One of the best role models for this is Alan Carlson, MD, Chief of Corneal and Refractive Surgery at the Duke Eye Center. Dr. Carlson has invested personal time across multiple social media platforms and uses this to educate the community about eye health as well as an effective mode of communication with his patients. Even if the patient is elderly and doesn’t carry an iPhone or use e-mail, his or her adult child most certainly does and serves as the conduit to ensure that the relevant information gets to the patient. As a result, Dr. Carlson’s brand extends well beyond the Raleigh-Durham geography and his faculty role at Duke.
Beyond these five timeless branding principles is one that summarizes everything about today’s environment: A brand is a promise of an experience. The best illustration of this principle comes from the lament, “I wish I could check into the hotel room I saw in that magazine ad.” All too often, what we experience with a product or service fails to meet what is implied or promised by the brand ahead of the purchase decision. In the earlier days of refractive surgery, this was exemplified by ads that promised patients could throw away their glasses forever. We know that is not entirely true, but that expectation was set and brings to mind another saying, “Disappointment is the result of badly managed expectations.”

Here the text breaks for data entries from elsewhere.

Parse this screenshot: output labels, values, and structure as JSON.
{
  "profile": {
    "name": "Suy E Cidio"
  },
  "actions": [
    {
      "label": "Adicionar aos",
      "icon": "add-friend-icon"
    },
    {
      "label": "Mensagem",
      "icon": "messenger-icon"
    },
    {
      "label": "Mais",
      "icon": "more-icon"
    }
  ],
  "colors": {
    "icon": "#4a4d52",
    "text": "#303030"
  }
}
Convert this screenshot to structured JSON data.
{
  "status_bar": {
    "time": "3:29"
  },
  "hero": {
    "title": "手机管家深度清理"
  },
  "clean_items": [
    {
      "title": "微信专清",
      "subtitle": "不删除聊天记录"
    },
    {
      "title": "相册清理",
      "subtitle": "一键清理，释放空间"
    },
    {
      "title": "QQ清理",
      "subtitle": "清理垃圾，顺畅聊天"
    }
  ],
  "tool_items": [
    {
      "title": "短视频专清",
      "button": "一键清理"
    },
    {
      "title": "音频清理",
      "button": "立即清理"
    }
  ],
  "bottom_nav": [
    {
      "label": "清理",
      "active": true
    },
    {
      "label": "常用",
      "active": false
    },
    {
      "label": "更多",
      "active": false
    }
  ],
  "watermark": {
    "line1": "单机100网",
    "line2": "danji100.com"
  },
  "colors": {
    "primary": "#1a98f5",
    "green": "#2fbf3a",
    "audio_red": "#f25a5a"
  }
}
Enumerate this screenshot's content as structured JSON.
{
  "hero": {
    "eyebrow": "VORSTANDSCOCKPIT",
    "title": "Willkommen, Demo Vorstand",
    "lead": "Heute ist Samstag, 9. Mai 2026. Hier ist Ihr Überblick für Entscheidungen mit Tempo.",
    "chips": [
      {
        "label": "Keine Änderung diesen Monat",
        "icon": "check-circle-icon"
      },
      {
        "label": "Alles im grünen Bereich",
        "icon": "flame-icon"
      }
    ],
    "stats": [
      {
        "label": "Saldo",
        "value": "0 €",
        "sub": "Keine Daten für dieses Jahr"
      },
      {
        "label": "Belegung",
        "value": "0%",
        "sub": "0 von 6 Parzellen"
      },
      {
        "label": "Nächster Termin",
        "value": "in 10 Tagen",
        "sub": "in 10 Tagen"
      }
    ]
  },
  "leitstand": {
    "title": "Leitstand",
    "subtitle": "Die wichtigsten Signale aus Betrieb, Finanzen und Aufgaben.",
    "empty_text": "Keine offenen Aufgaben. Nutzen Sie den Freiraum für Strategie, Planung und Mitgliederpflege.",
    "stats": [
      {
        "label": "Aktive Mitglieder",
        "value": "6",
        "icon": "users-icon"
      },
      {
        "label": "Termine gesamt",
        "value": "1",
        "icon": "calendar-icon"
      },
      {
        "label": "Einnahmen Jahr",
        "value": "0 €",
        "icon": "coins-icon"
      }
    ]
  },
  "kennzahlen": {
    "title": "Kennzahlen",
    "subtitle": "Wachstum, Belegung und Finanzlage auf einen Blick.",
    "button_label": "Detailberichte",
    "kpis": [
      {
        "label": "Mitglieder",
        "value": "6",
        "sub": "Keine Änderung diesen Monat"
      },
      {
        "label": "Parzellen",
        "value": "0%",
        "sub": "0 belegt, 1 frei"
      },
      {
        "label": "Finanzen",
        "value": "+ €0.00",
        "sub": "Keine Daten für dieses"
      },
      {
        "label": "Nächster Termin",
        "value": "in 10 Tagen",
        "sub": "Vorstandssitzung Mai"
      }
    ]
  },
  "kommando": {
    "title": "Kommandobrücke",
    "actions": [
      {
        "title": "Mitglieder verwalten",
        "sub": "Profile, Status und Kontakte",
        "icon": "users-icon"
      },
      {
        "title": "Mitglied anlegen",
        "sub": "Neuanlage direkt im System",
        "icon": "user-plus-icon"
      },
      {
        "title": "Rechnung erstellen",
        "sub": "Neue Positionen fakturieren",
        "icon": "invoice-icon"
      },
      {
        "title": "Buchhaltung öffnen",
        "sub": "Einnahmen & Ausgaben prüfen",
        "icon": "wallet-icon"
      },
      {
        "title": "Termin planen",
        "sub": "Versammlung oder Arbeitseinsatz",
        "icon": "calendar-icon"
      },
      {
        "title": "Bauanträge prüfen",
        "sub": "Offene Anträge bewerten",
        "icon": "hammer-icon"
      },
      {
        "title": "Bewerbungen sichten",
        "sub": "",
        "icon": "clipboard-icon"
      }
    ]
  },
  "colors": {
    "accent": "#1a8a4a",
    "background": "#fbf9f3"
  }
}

Your role as a surgeon is, at its core, one of managing expectations. Your branding efforts should be reinforced by everything that happens when patients are interacting with you and or your team. The customer service you provide is a subset of how patients view their overall experience (ie, the one that’s been “promised” from the beginning of their interaction with you, which long precedes their consultation or surgery).
If you take the time and energy to design the customer experience from the patient’s perspective, you will be in a better position to fulfill that “brand promise” and help the patient experience be one that is truly transformational in nature. This means less reliance on the technology or outcome and greater focus on everything else surrounding and supporting that outcome and its perceived value. In short, it means taking your brand building as seriously as you do your clinical and surgical skill building.